And it finally came to a head (my head) shortly after I’d signed up to do a spot of part-time nannying for an agency.
My first assignment was to a mum who’d just given birth and wanted help with ironing and with occupying her three year old son. This sounded right up my street. So I went to the house, I knocked on the door and it was opened by a perfect mother with perfect hair wearing perfectly ironed clothes who then proceeded to lead me into a perfectly styled lounge to meet her perfect little baby and three year old boy. I felt like I’d stepped into a ‘Hello’ magazine.
Anyway, I introduced myself, I made friends with my charge and then I began to carry out my duties. No problem. And all was going (I don’t want to say ‘perfectly’ but it was so, do you mind if I do?) perfectly until the boy suddenly blurted out:
Why is your hair so messy?

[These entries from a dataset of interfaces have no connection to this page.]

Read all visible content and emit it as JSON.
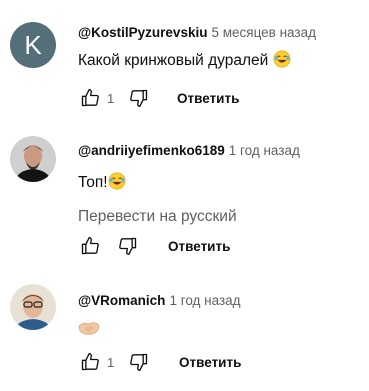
{
  "comments": [
    {
      "avatar_letter": "K",
      "avatar_color": "#546e7a",
      "author": "@KostilPyzurevskiu",
      "time": "5 месяцев назад",
      "text": "Какой кринжовый дуралей",
      "emoji": "laughing-emoji",
      "likes": "1",
      "reply_label": "Ответить"
    },
    {
      "author": "@andriiyefimenko6189",
      "time": "1 год назад",
      "text": "Топ!",
      "emoji": "laughing-emoji",
      "translate_label": "Перевести на русский",
      "likes": "",
      "reply_label": "Ответить"
    },
    {
      "author": "@VRomanich",
      "time": "1 год назад",
      "emoji": "handshake-emoji",
      "likes": "1",
      "reply_label": "Ответить"
    }
  ]
}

Well, I tell you, for a split second time stood still. And then a tidal wave of feelings swept over me. I felt embarrassment and anger; I felt inadequacy, helplessness and confusion.
“Why do children always have to say it as it is?” I thought. “It was bad enough the time that little girl told me I had a yellow tooth in the middle of the check-out queue at Sainsburys. Why, oh, why do these things keep happening to me?”
But then, you know, a strange thing happened. As the wave gently began to recede, acknowledgement, acceptance and – very slowly – gratitude began to reveal themselves to me. I suddenly realized, as I stood there on this woman’s pure white carpet trying hard not to simultaneously cry and stress-wee, that resistance was futile. I would always have wayward follicles; it was my fate. So why try to fight it? And so I stopped. And from that day on, ‘messy’ officially became ‘a style’ in my books.
And I didn’t say it at the time (because he were only small) but, “thank you, three year old boy for dissing my hair. You helped me learn to love it.”